Ukraine cautions Berlin over Euro 2012 boycott threat | News | DW | 30.04.2012
  1. Inhalt
  2. Navigation
  3. Weitere Inhalte
  4. Metanavigation
  5. Suche
  6. Choose from 30 Languages


Ukraine cautions Berlin over Euro 2012 boycott threat

A news article indicating that German Chancellor Angela Merkel was planning a political boycott of Ukraine's matches of the Euro 2012 soccer championships has ruffled feathers in Kyiv.

Ukraine's foreign ministry cautioned Berlin on Monday over threats that German ministers would not attend matches of the upcoming European Championship soccer tournament due to the treatment of jailed former prime minister Yulia Tymoshenko.

A recent article on news website Spiegel Online indicated that German Chancellor Angela Merkel planned to advise her cabinet ministers to refrain from attending matches in Ukraine if Tymoshenko isn't released by the time the tournament starts, on June 8.

Oleg Voloshyn, a spokesman for the Ukrainian foreign ministry, said he hoped the report on Merkel's position was wrong.

"We would not like to think that the political leaders of Germany are capable of reviving the methods of the Cold War and making sport a hostage of politics," he said in an interview with the Interfax news agency.

The tournament is being co-hosted by Ukraine and Poland. Germany will be playing all three of their group-stage matches in Ukraine. The final is also being held in the Ukrainian capital, Kyiv, on July 1.

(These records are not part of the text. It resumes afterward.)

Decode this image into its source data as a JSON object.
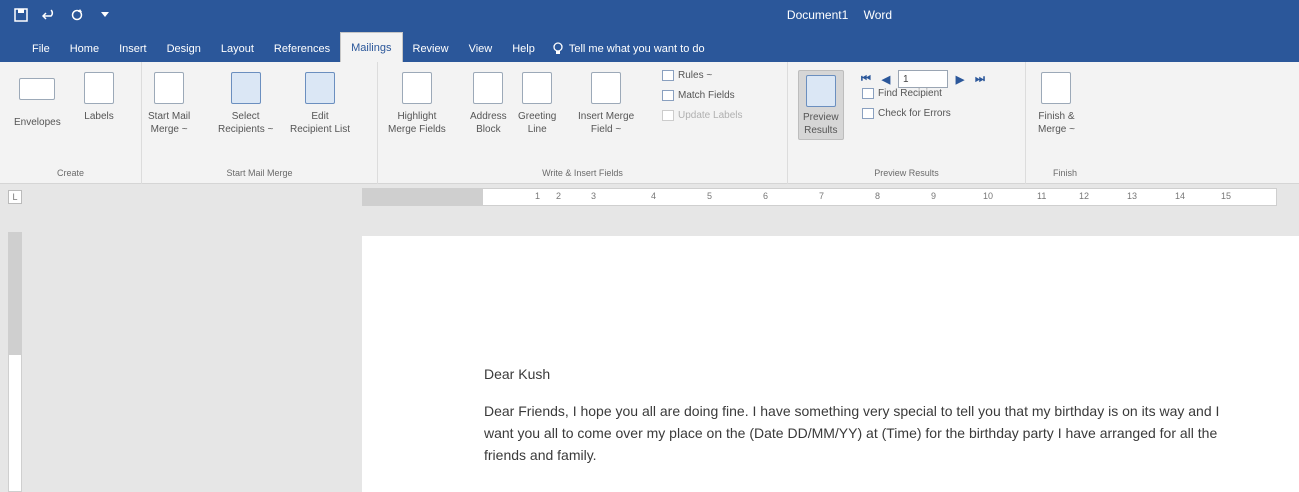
{
  "window": {
    "doc_title": "Document1",
    "app_name": "Word"
  },
  "qat": {
    "save_icon": "save-icon",
    "undo_icon": "undo-icon",
    "redo_icon": "redo-icon"
  },
  "tabs": [
    "File",
    "Home",
    "Insert",
    "Design",
    "Layout",
    "References",
    "Mailings",
    "Review",
    "View",
    "Help"
  ],
  "active_tab": "Mailings",
  "tell_me": "Tell me what you want to do",
  "ribbon": {
    "create": {
      "label": "Create",
      "envelopes": "Envelopes",
      "labels": "Labels"
    },
    "start_mail_merge": {
      "label": "Start Mail Merge",
      "start_line1": "Start Mail",
      "start_line2": "Merge ~",
      "select_line1": "Select",
      "select_line2": "Recipients ~",
      "edit_line1": "Edit",
      "edit_line2": "Recipient List"
    },
    "write_insert": {
      "label": "Write & Insert Fields",
      "highlight_line1": "Highlight",
      "highlight_line2": "Merge Fields",
      "address_line1": "Address",
      "address_line2": "Block",
      "greeting_line1": "Greeting",
      "greeting_line2": "Line",
      "insert_line1": "Insert Merge",
      "insert_line2": "Field ~",
      "rules": "Rules ~",
      "match_fields": "Match Fields",
      "update_labels": "Update Labels"
    },
    "preview": {
      "label": "Preview Results",
      "preview_line1": "Preview",
      "preview_line2": "Results",
      "record_value": "1",
      "find_recipient": "Find Recipient",
      "check_errors": "Check for Errors"
    },
    "finish": {
      "label": "Finish",
      "finish_line1": "Finish &",
      "finish_line2": "Merge ~"
    }
  },
  "ruler": {
    "ticks": [
      "1",
      "2",
      "3",
      "4",
      "5",
      "6",
      "7",
      "8",
      "9",
      "10",
      "11",
      "12",
      "13",
      "14",
      "15"
    ]
  },
  "document": {
    "greeting": "Dear Kush",
    "body": "Dear Friends, I hope you all are doing fine. I have something very special to tell you that my birthday is on its way and I want you all to come over my place on the (Date DD/MM/YY) at (Time) for the birthday party I have arranged for all the friends and family."
  }
}
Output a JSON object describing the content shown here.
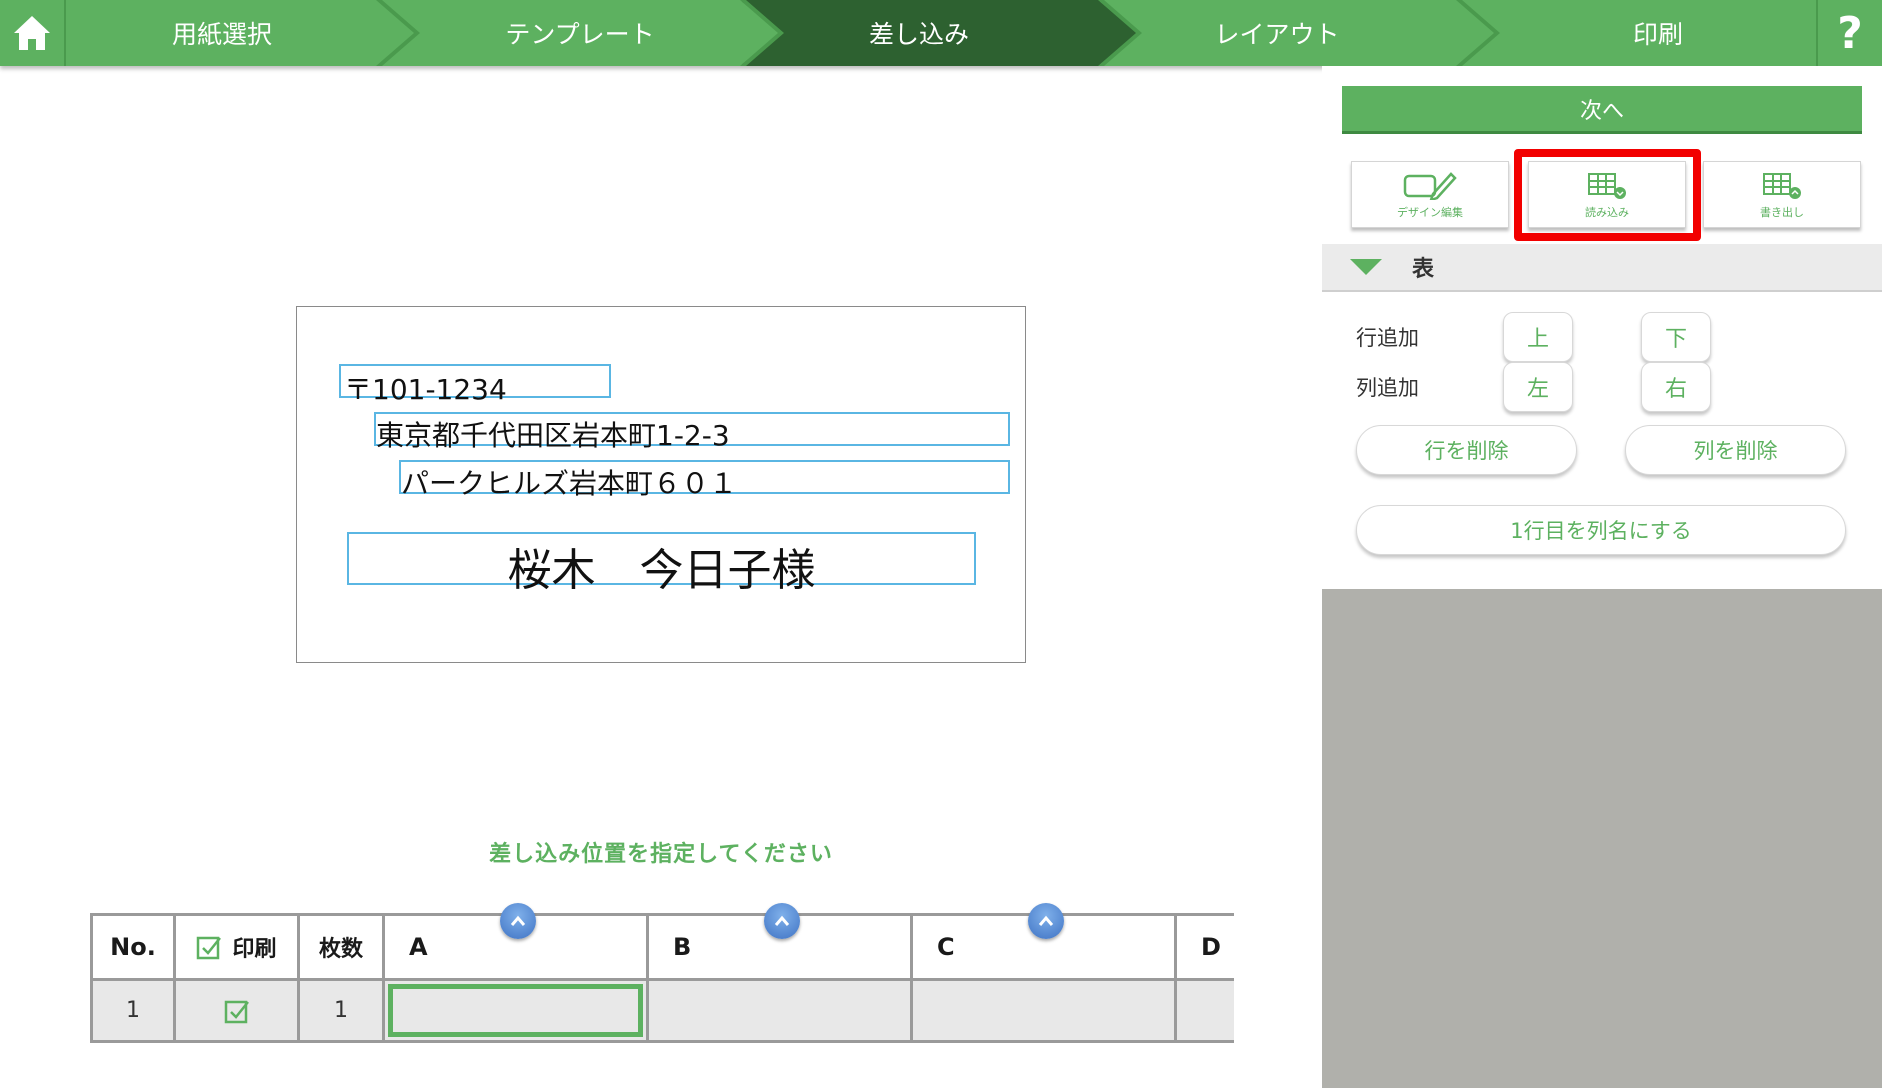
{
  "wizard": {
    "steps": [
      {
        "label": "用紙選択"
      },
      {
        "label": "テンプレート"
      },
      {
        "label": "差し込み",
        "active": true
      },
      {
        "label": "レイアウト"
      },
      {
        "label": "印刷"
      }
    ],
    "help_label": "?"
  },
  "label_preview": {
    "postal": "〒101-1234",
    "address1": "東京都千代田区岩本町1-2-3",
    "address2": "パークヒルズ岩本町６０１",
    "name": "桜木　今日子様"
  },
  "instruction": "差し込み位置を指定してください",
  "grid": {
    "headers": {
      "no": "No.",
      "print": "印刷",
      "count": "枚数",
      "col_a": "A",
      "col_b": "B",
      "col_c": "C",
      "col_d": "D"
    },
    "rows": [
      {
        "no": "1",
        "print_checked": true,
        "count": "1",
        "a": "",
        "b": "",
        "c": "",
        "d": ""
      }
    ]
  },
  "panel": {
    "next_label": "次へ",
    "tools": {
      "design_edit": "デザイン編集",
      "import": "読み込み",
      "export": "書き出し"
    },
    "section_title": "表",
    "add_row_label": "行追加",
    "add_col_label": "列追加",
    "above": "上",
    "below": "下",
    "left": "左",
    "right": "右",
    "delete_row": "行を削除",
    "delete_col": "列を削除",
    "first_row_header": "1行目を列名にする"
  },
  "colors": {
    "brand_green": "#5db160",
    "active_step": "#2d6130",
    "highlight_red": "#f20000",
    "field_border": "#5ab6e3"
  }
}
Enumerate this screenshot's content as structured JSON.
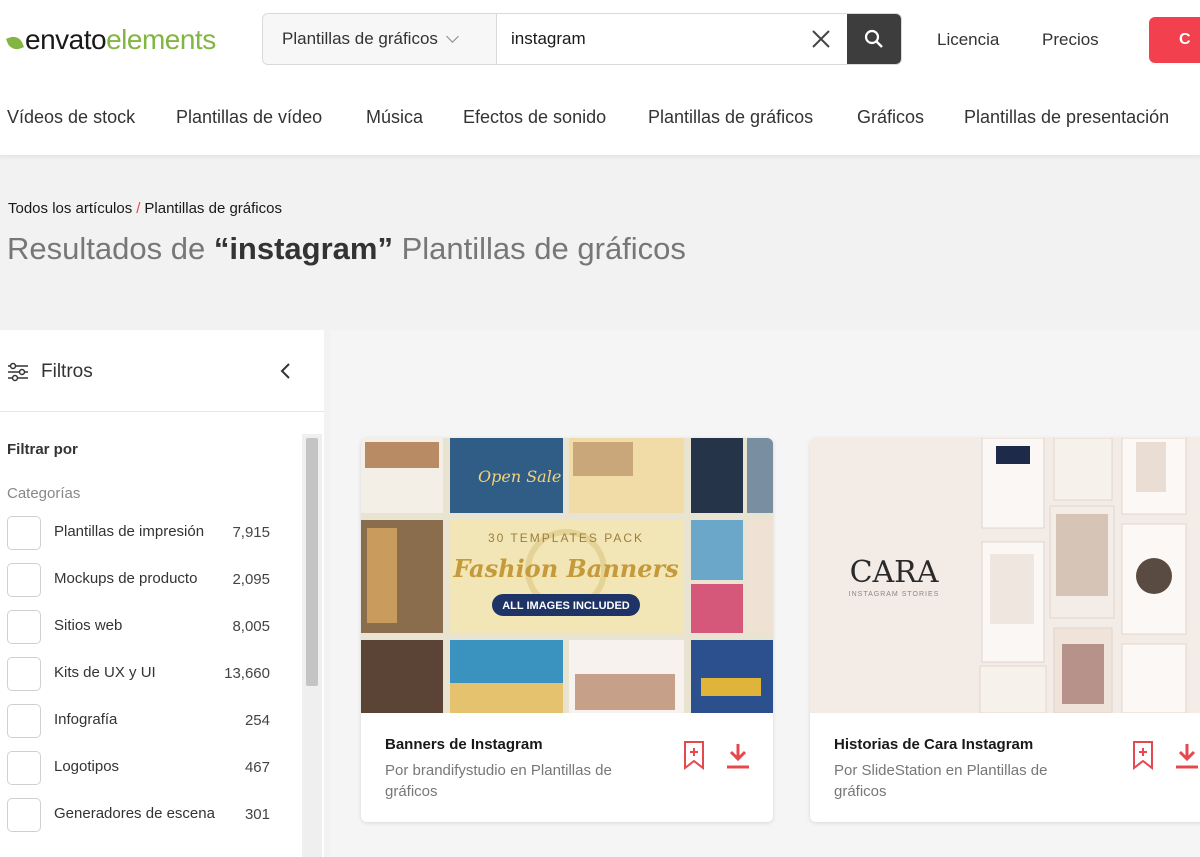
{
  "header": {
    "logo_envato": "envato",
    "logo_elements": "elements",
    "search_category": "Plantillas de gráficos",
    "search_value": "instagram",
    "links": [
      "Licencia",
      "Precios"
    ],
    "cta_label": "C"
  },
  "catnav": [
    "Vídeos de stock",
    "Plantillas de vídeo",
    "Música",
    "Efectos de sonido",
    "Plantillas de gráficos",
    "Gráficos",
    "Plantillas de presentación"
  ],
  "breadcrumb": {
    "root": "Todos los artículos",
    "sep": "/",
    "current": "Plantillas de gráficos"
  },
  "title": {
    "prefix": "Resultados de",
    "query": "“instagram”",
    "suffix": "Plantillas de gráficos"
  },
  "filters": {
    "title": "Filtros",
    "filter_by": "Filtrar por",
    "categories_label": "Categorías",
    "categories": [
      {
        "name": "Plantillas de impresión",
        "count": "7,915"
      },
      {
        "name": "Mockups de producto",
        "count": "2,095"
      },
      {
        "name": "Sitios web",
        "count": "8,005"
      },
      {
        "name": "Kits de UX y UI",
        "count": "13,660"
      },
      {
        "name": "Infografía",
        "count": "254"
      },
      {
        "name": "Logotipos",
        "count": "467"
      },
      {
        "name": "Generadores de escena",
        "count": "301"
      }
    ]
  },
  "results": [
    {
      "title": "Banners de Instagram",
      "author": "Por brandifystudio en Plantillas de gráficos",
      "thumb_text": {
        "sale": "Open Sale",
        "pack": "30 TEMPLATES PACK",
        "headline": "Fashion Banners",
        "badge": "ALL IMAGES INCLUDED"
      }
    },
    {
      "title": "Historias de Cara Instagram",
      "author": "Por SlideStation en Plantillas de gráficos",
      "thumb_text": {
        "brand": "CARA",
        "sub": "INSTAGRAM STORIES"
      }
    }
  ],
  "colors": {
    "brand_green": "#82b541",
    "cta_red": "#f2404f",
    "accent_red": "#e5484d",
    "search_dark": "#3d3d3d"
  },
  "icons": [
    "leaf-logo-icon",
    "chevron-down-icon",
    "close-icon",
    "search-icon",
    "filter-sliders-icon",
    "chevron-left-icon",
    "bookmark-icon",
    "download-icon"
  ]
}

Friedrich hopes to visit

According to Spiegel Online, the only exception to Merkel's political boycott of the tournament would be made for Interior Minister Hans-Peter Friedrich, whose portfolio also includes sports.

Watch video 01:33

Germany in Euro 2012 boycott threat

Friedrich said last week that he intended to attend Germany's Group B game against the Netherlands, which is to be played in Kharkiv, where Tymoshenko is serving a seven-year sentence for abuse of power. However, Friedrich said he would only attend the game if he was allowed to first visit Tymoshenko, who was forcibly taken from jail and moved to a hospital last weekend.

The 51-year-old Tymoshenko, who had long been complaining of acute back pain, says she was beaten by wardens during her removal from the jail. She began a hunger strike on April 20. Photos released to the press appear to show bruising on her body.

Former Ukrainian Prime Minister Yulia Tymoshenko shows what she claims is an injury in the Kachanivska prison in Kharkiv, in this undated handout picture received by Reuters on April 27, 2012

Tymoshenko started a hunger strike after the alleged abuse

In an interview with the Frankfurter Allgemeine Sonntagszeitung, her daughter Yevhenia described her mother's condition as "very weak." She also appealed to Germany for help.

"Save my mother's life before it is too late," she said.

Tymoshenko is facing a second trial on tax evasion charges. On Saturday, the presiding judge postponed it until May 21.

Czech President Vaclav Klaus on Monday cancelled a planned trip to a summit in Ukraine next month over Tymoshenko's alleged mistreatment. Last week German President Joachim Gauck said he would not be attending the same summit, although Ukrainian officials say Gauck had already declined to come weeks ago.

mz, pfd/ncy (dpa, Reuters, AFP, AP)

Audios and videos on the topic